→ **Data for review**:

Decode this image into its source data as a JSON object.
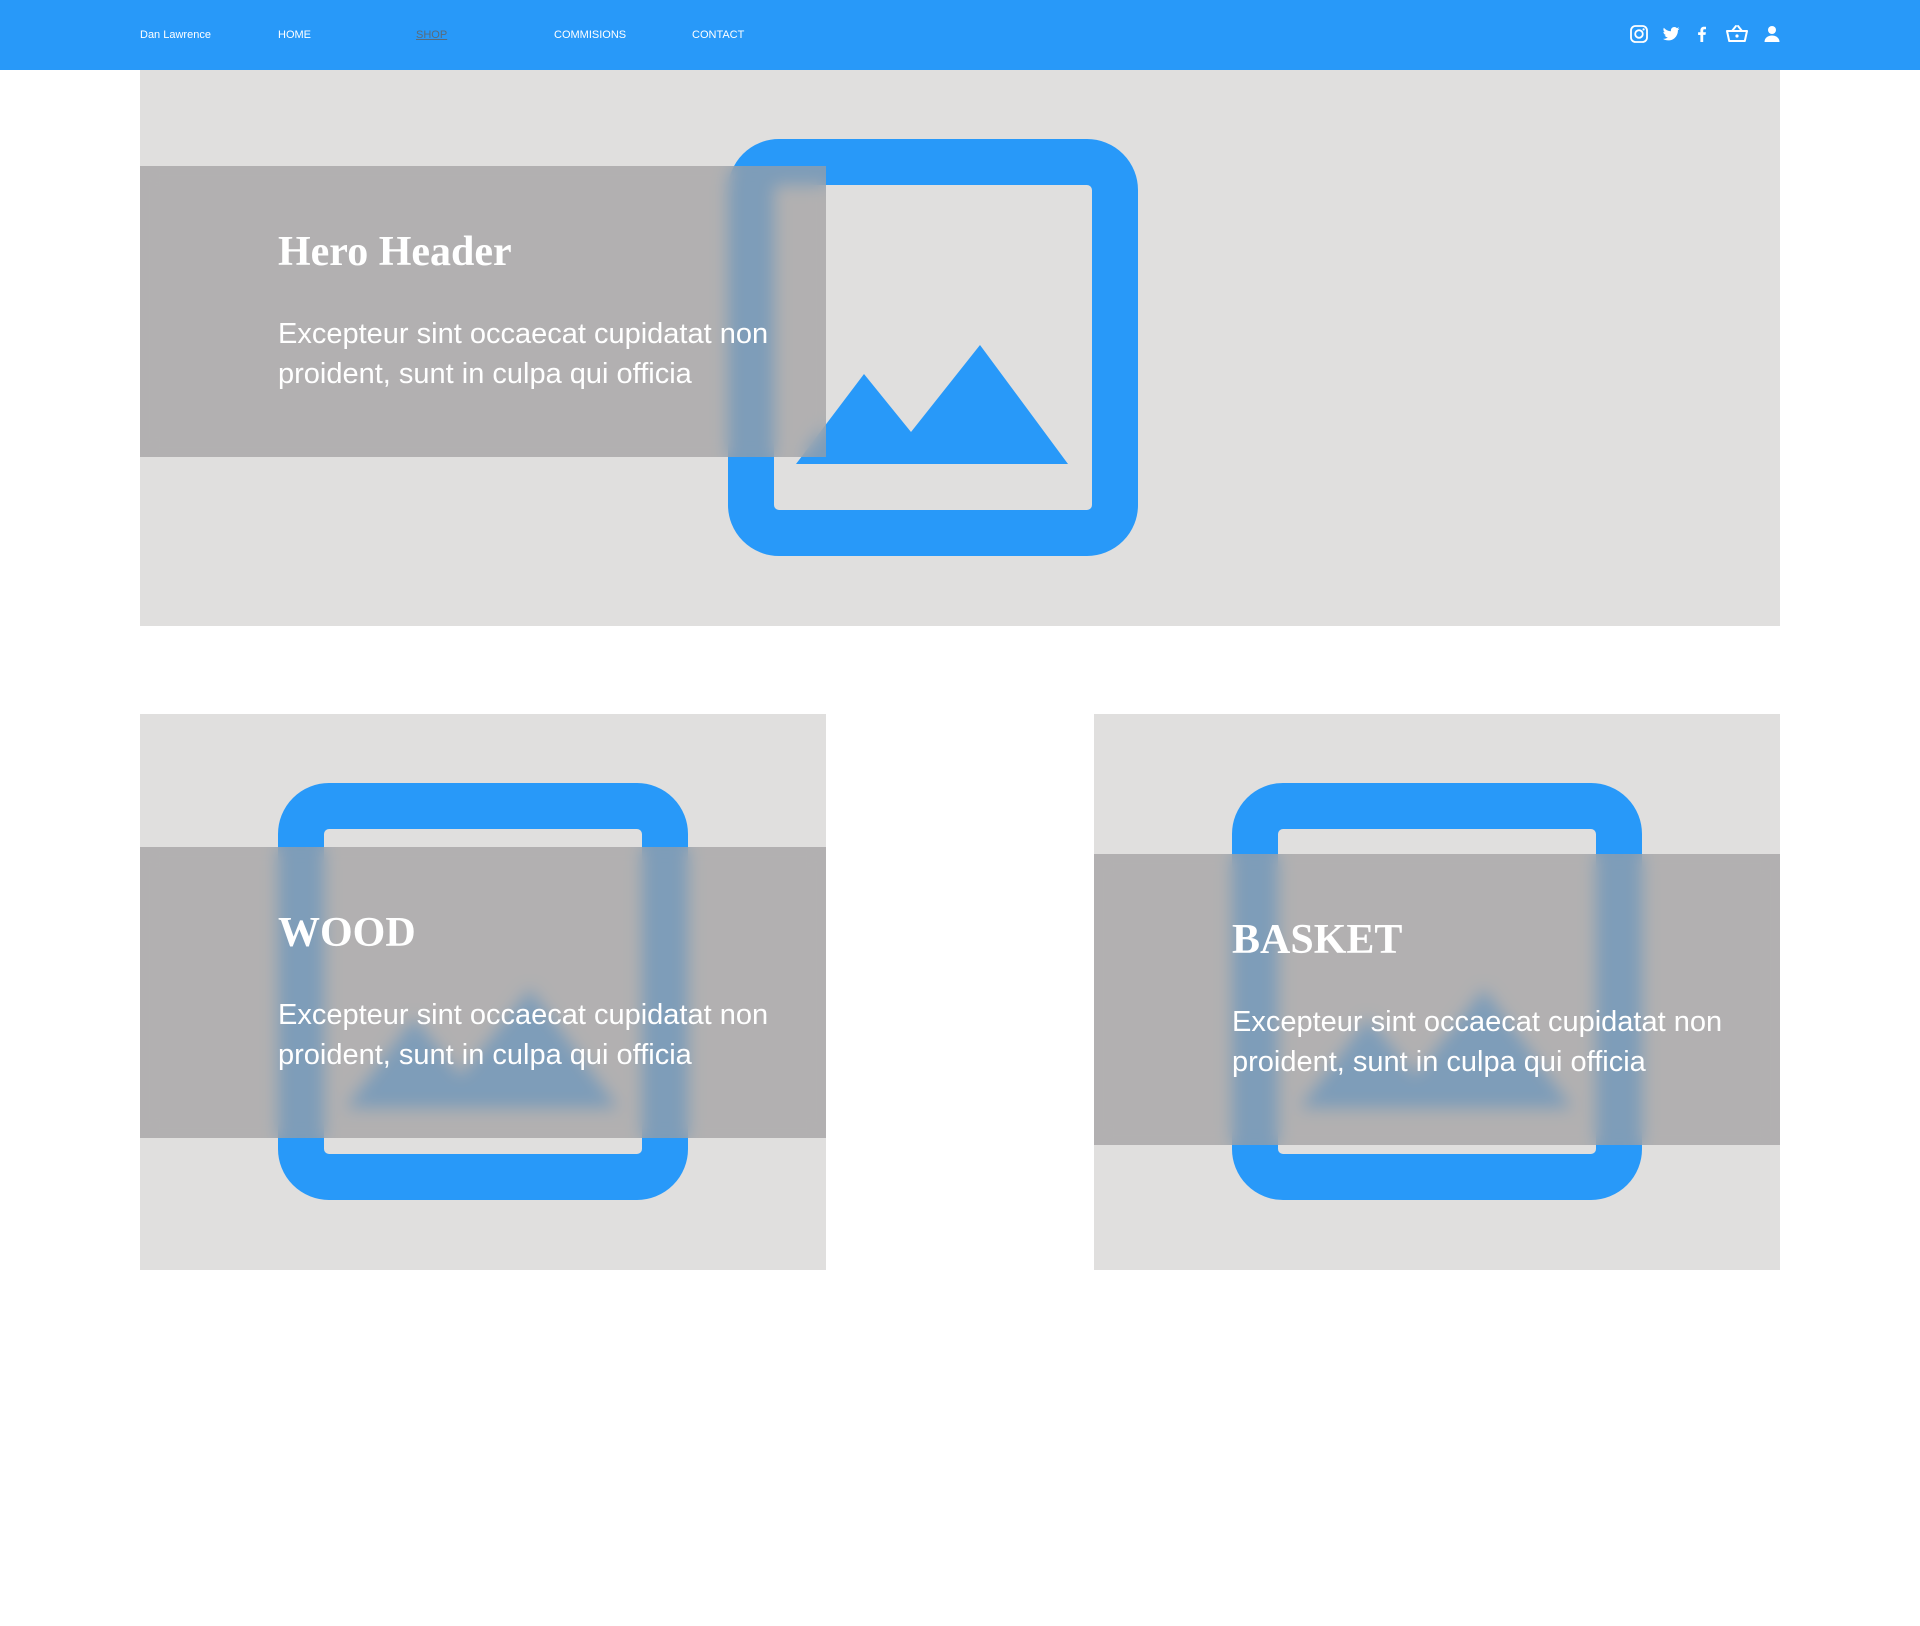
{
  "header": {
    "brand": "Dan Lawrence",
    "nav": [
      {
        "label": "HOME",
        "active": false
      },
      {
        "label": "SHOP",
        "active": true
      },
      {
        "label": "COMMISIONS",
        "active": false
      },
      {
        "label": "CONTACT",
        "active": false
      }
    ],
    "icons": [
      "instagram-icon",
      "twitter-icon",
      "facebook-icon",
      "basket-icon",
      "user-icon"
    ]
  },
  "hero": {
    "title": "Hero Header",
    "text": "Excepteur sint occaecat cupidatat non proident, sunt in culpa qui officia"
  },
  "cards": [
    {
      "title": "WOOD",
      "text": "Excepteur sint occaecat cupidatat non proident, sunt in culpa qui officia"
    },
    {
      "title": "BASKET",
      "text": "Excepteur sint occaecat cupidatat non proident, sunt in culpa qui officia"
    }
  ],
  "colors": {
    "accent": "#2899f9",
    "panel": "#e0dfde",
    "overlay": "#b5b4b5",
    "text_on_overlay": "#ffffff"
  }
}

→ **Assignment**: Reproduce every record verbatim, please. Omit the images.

→ **Answer box**:
Decode this image into its source data as a JSON object.
{
  "header": {
    "brand": "Dan Lawrence",
    "nav": [
      {
        "label": "HOME",
        "active": false
      },
      {
        "label": "SHOP",
        "active": true
      },
      {
        "label": "COMMISIONS",
        "active": false
      },
      {
        "label": "CONTACT",
        "active": false
      }
    ],
    "icons": [
      "instagram-icon",
      "twitter-icon",
      "facebook-icon",
      "basket-icon",
      "user-icon"
    ]
  },
  "hero": {
    "title": "Hero Header",
    "text": "Excepteur sint occaecat cupidatat non proident, sunt in culpa qui officia"
  },
  "cards": [
    {
      "title": "WOOD",
      "text": "Excepteur sint occaecat cupidatat non proident, sunt in culpa qui officia"
    },
    {
      "title": "BASKET",
      "text": "Excepteur sint occaecat cupidatat non proident, sunt in culpa qui officia"
    }
  ],
  "colors": {
    "accent": "#2899f9",
    "panel": "#e0dfde",
    "overlay": "#b5b4b5",
    "text_on_overlay": "#ffffff"
  }
}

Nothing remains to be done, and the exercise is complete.